By identifying the signs and implementing the right approach, parents can help their children cope with learning difficulties at school.
As a parent, it can be worrying when you realise your child is falling behind.
Is the pace too fast for them? Are they being bullied? Do they have a learning difficulty?
There a number of reasons why kids may fall behind in school, but it’s important to get to the root of the problem and help them overcome any issues.
“The most common reason [that kids fall behind] is that the child hits a slump after the holidays or a long break,” explains Joanna Santillan, mother of three and founder of afterschool.ae, an online resource for after-school activities for students.
“Other reasons, which can be classified as alarming, are when a child has a learning disability or performance and behaviour problems, and when a child is going through a serious issue in school such as bullying.”
In most cases, children would rather keep their problems to themselves, leaving parents and teachers in the dark.
Have a heart-to-heart
Failing grades, not wanting to go to school, skipping homework and avoiding friends –these should all be red flags for parents.
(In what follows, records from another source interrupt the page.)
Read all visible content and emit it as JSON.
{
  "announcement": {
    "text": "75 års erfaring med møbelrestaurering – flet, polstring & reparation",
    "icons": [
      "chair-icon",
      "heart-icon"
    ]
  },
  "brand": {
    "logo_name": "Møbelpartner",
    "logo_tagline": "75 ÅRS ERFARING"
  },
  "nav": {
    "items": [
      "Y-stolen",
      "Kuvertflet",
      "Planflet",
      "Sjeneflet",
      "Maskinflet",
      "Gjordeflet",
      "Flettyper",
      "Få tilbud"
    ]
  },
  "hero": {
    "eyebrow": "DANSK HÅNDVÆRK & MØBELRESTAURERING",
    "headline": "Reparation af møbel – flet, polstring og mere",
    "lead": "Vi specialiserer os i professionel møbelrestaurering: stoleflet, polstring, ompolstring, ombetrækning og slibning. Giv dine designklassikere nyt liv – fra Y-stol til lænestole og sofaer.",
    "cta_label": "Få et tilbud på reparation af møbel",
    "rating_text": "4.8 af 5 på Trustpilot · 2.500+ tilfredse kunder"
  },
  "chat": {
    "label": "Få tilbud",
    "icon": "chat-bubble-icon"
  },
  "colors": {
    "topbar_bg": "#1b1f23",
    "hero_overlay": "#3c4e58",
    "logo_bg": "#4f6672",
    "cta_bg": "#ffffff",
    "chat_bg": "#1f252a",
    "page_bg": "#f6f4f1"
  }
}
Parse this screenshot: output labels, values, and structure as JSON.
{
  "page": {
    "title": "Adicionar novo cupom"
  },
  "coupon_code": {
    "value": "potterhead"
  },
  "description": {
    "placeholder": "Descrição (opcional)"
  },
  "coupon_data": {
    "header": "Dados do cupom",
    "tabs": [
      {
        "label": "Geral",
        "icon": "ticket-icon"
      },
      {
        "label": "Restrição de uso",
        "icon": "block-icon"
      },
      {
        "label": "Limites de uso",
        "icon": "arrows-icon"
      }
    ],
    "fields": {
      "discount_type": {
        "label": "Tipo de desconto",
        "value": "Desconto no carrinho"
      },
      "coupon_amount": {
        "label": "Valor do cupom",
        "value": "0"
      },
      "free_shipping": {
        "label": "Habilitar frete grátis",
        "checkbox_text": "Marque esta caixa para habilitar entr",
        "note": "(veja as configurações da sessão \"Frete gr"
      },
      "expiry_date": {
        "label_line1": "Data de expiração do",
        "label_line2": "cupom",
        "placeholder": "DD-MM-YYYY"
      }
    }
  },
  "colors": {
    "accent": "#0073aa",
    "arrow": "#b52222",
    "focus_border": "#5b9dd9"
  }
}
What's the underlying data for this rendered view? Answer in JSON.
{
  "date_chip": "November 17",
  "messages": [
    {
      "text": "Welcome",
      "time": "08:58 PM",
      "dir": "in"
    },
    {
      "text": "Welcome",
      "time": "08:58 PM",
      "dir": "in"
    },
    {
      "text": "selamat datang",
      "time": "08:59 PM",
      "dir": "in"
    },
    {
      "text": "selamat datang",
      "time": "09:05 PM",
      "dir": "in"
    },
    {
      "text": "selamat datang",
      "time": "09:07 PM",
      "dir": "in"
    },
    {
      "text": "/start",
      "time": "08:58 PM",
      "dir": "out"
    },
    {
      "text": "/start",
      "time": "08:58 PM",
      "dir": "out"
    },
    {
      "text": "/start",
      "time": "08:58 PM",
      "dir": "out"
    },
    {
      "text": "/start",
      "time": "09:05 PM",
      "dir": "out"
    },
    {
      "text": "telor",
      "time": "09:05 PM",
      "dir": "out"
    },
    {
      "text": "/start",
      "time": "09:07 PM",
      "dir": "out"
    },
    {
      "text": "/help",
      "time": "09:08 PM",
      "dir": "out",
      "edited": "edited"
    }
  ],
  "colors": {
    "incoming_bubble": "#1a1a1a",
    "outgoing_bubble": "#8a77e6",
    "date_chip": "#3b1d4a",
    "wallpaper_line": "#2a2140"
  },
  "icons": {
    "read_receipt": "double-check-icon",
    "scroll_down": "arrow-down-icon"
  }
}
If you notice these, sit down and have a talk with your child.
“Ask ‘what’ questions, not ‘why’. ‘Why’ questions invite your child to make excuses, to blame someone or something for his problems, while ‘what’ questions ask your child to report the facts,” explains Joanna.
“If you’ve noticed your child’s grades are suffering, it’s critical that you put more effort into helping them manage their homework. Kids need structure and supervision, and they need somebody looking in on them who will hold them accountable.”
The next step is to schedule a meeting with teachers to personally ask them about their observations.
“In my experience, teachers can be very helpful in telling you what they’ve observed. Tell the teachers what you see at home and then ask what they see happening in the classroom,” adds Joanna.
Sometimes the root of the problem might be medical in nature and visiting your child’s paediatrician can be another option.
“Even if you suspect your doctor will brush off your concerns, it’s essential that your child be checked for possible medical issues that could be causing a problem,” Joanna points out.
“Children can be evaluated for free in most cases, or you can pay to have an evaluation done by a private child professional or a major university or hospital.”
If your child’s problem is medical-related, parents should discuss with the therapist the specific areas that need to be worked on to help the child.
“You have a part in this so take notes about a typical day with your child, including behaviour, language and habits, or video your child so that you have a visual record of where your child is, developmentally.”
If the child has special learning needs, the parents can schedule additional consultation time with teachers and school staff to see if it’s possible to implement a different programme to meet their needs.
Once you’ve identified the learning areas that your child needs to improve in, a tutor could be a good option to help them get back on track.
“The purpose of tutoring is to speed up the learning process, make up the skills the child has lost and get them back up to the instructional level so the teacher in the classroom can continue the learning process with the child,” explains Joanna.
Try asking your friends for referrals or you can approach volunteer organisations or educational institutions that offer such services.
You can also search online and check reviews and recommendations from fellow parents or education communities.
Most of all, be patient, listen to your children and devote time to encourage them to help them regain their self-esteem.